January 2, 2013 12:27 PM Subscribe
I'd like to start a blog featuring my small collection of found (used/sent) postcards. What measures should I take for due ethical diligence?
posted by threeants to Human Relations (4 answers total) 1 user marked this as a favorite
I have some cool old postcards that I bought at thrift stores. I'm hoping to scan them and post them on a blog. They're all sent from someone to someone else (i.e. not me or anyone I personally know). I'd like to preserve/show as much of the contents as is ethical.
--It stands to reason that generally, if someone's selling a used postcard to a thrift store, the sender (if not the recipient as well) is likely to be unaware of the sale.
--Visible names and addresses.
--The postcards are old. The most recent ones are from the 1960s. The vast majority of people involved are probably dead.

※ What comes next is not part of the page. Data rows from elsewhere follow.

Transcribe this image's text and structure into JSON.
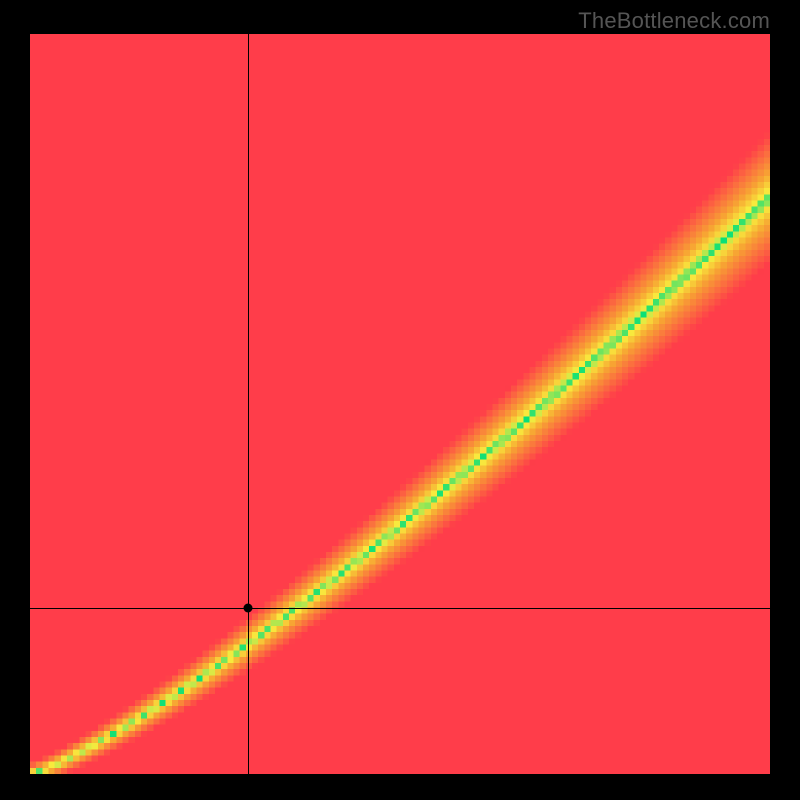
{
  "watermark": "TheBottleneck.com",
  "chart_data": {
    "type": "heatmap",
    "title": "",
    "xlabel": "",
    "ylabel": "",
    "xlim": [
      0,
      1
    ],
    "ylim": [
      0,
      1
    ],
    "grid": false,
    "legend": false,
    "crosshair": {
      "x": 0.295,
      "y": 0.225
    },
    "marker": {
      "x": 0.295,
      "y": 0.225
    },
    "band": {
      "description": "Primary green optimum band along y ≈ a*x^p with widening tolerance toward top-right; surrounded by yellow falloff, fading to red.",
      "a": 0.78,
      "p": 1.22,
      "half_width_at_0": 0.015,
      "half_width_at_1": 0.09
    },
    "colors": {
      "green": "#00E07A",
      "yellow": "#F9EB3E",
      "orange": "#F7A733",
      "red": "#FF3D4A"
    },
    "resolution": 120
  }
}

--The text is banal. People don't tend to send postcards confessing their deepest hopes and fears. They tend to write terse sentences about hotels and weather.
--There may not be much of an expectation w/r/t postcards in the first place? Anyone can read them while they're in transit (as opposed to an enveloped letter).
--There might be value in leaving names intact so people doing historical/genealogical searches on their family members could come across these...maybe? I know I'd be thrilled if I randomly came across a postcard sent by my great-grandfather or what have you.
--This is basically what historians do...right? Maybe? No?
So what should I do? Black out part of the name? Part of the address? Can I leave both intact? Is this project too ethically fraught to even embark on? Naturally, whatever I do I'll have a notice saying that if you are somehow party to one of the postcards, I'll take the entry down at your request.
Thanks for the advice!